A BUSINESSMAN is threatening to shut down his operations in West Dunbartonshire and move to Helensburgh in a row over council fees.

Alan Arthur says West Dunbartonshire Council ‘kicked him in the stomach’ by demanding £1,423 up front for a three-year, second hand trader licence for his new antiques business at Lomondgate in Alexandria.

Mr Arthur, who opened Ben View Antiques just before Christmas, is furious, not just at the demand for the three-year fee in one payment but, by the “ridiculously high” amount in comparison with what is charged by other councils

In a Facebook post shared with the Reporter, Mr Arthur points out that in Argyll and Bute, less than two miles away from his current base, the charge would be £414 reducing by a third each year.

In Falkirk the charge, he says, would be £255 for three years and Stirling Council would charge £132 a year.

He said: “So we want to promote local businesses and start-up? I dont think so WDC, that’s a joke.

“The prices in West Dunbartonshire are shocking in comparison with other council areas.

“I opened Ben View Antiques two days before Christmas and it was well received, but there is no flexibility with the council whatsoever.

“They said it’s too much to administer on a yearly basis.

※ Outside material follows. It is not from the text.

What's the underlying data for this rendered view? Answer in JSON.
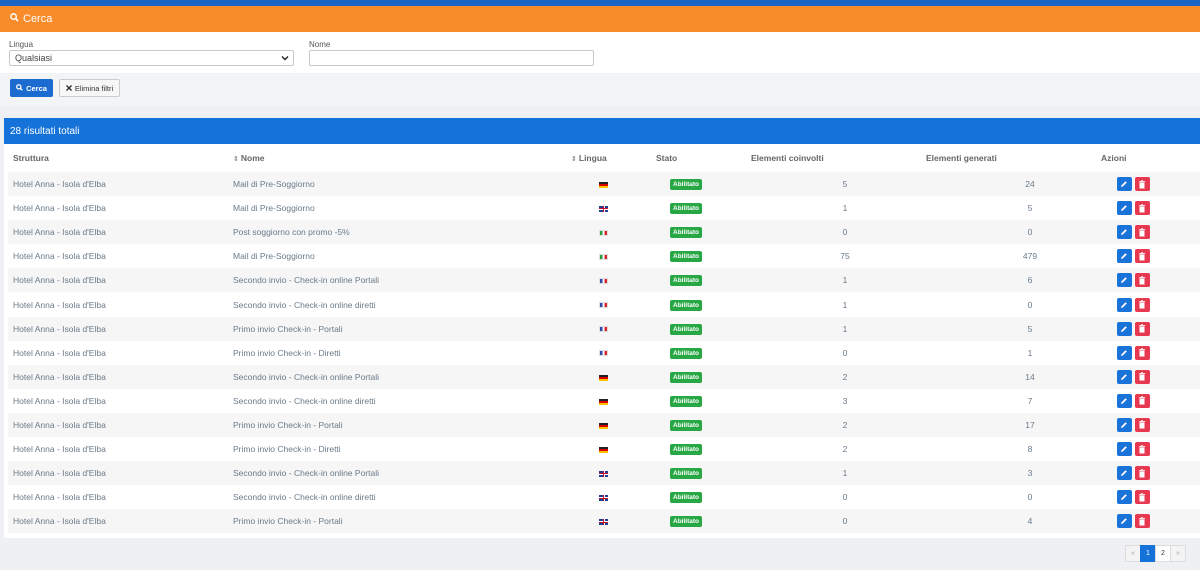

I am being crippled because the fees are absolutely astronomical.

“Now I am considering moving to Argyll and Bute, not as a dogmatic approach but as a point of principle.

“I am all for paying a licence fee as long as it’s in proportion.

“I also had intended to open another premises selling modern used second hand furniture however due to having to need another licence this has been scrapped which also means my intentions of employing staff locally have gone as well.

Mr Arthur also owns Lomond Sheds, located at Lomond trade centre in Alexandria.

He said: “I rent three industrial units from the council and have a staff of five, but now I may move all of my businesses to Argyll and Bute Council area in protest at what I see as commercial discrimination.”

Damon Scott, chief executive, Dunbartonshire Chamber of Commerce, said: “We would be concerned if businesses were less competitive and attracted to other areas as a result of higher operating costs in Dunbartonshire.

“We want Dunbartonshire to be an area that is attractive to business and one where private enterprise can thrive.

“As a chamber we work hard to support our members to this end via a range of events, through our chamber academy as well as representing their interests on both locally and nationally.

“We also work closely with partners in both private and public sector towards shared goals to benefit business.”

The council said: “West Dunbartonshire Council has to ensure that licensing fees cover the cost of regulating each particular activity.

“Following a full fee review and report to the licensing committee in 2014, fees for second hand dealers were set.

“These have been subject to a percentage increase each year in accordance with council decisions.”